As part of my London Marathon training plan my coach wanted me to find an early half marathon to really test myself and help inform the rest of my training. I chose the Watford Half, 12 weeks before the London Marathon, and it definitely turned out to be a test!
Having recently celebrated it’s tenth birthday, you can’t have failed to hear about parkrun but have you printed your barcode and joined in yet? No matter what type of runner you are, I’ve no doubt you (and your running) could benefit from getting involved.
Five weeks ago I had my worst ever run at the spiritual home of my running, the Great North Run. This morning I was up, literally, at the crack of dawn to implement the lessons I learned from the GNR at this year’s Oxford Half Marathon.
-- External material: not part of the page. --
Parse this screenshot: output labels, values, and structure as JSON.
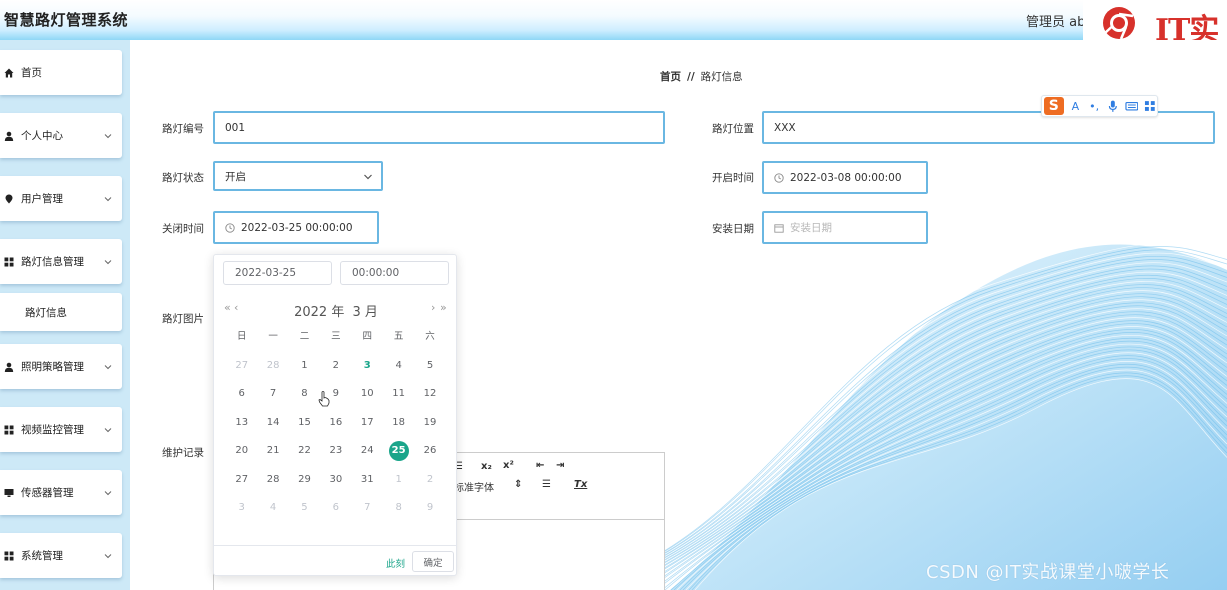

On my run this weekend I got knocked off my horse. I’ve never felt anything like it, especially not since I’ve been a regular runner. The Great North Run 2014 turned out to be not so great for me. Or perhaps it was better than I thought.
Up until a couple of months ago, a mile was just something I repeated over and over in any of my many runs. In April I found fondness for the mile and entered a competition that I subsequently forgot about. Today, I claimed my prize at the City of London Mile!
Last weekend there was a “festival” of running in Edinburgh; essentially, a series of races from junior races through the major road running distances from 5k to the iconic marathon distance, it was all about the running. Unbeknownst to some of the participants, the organisers had taken an unprecedented step of not publishing a full set of results. Why is it a problem? And why would they do it?
Two weeks ago I read the 60th anniversary of what was described as the Everest of athletics was almost upon us. I was inspired to do something to celebrate and set myself the target of finding 59 other runners to run a mile in tribute. I was stunned at the response!
You don’t have to be a runner to have heard about Roger Bannister and how he became the first man to run a mile in less than 4 minutes. In a little over a week’s time it will be the 60th anniversary of this feat and after reading a BBC article this morning I was inspired to pay tribute to this landmark.
When I started running seriously a few years ago I’d often be asked by runners I met or interested friends and family whether I had run or planned to run a marathon. My answer was an unequivocal “No. Never!” I say this cautiously, and in hush tones, but I think that today has changed my mind.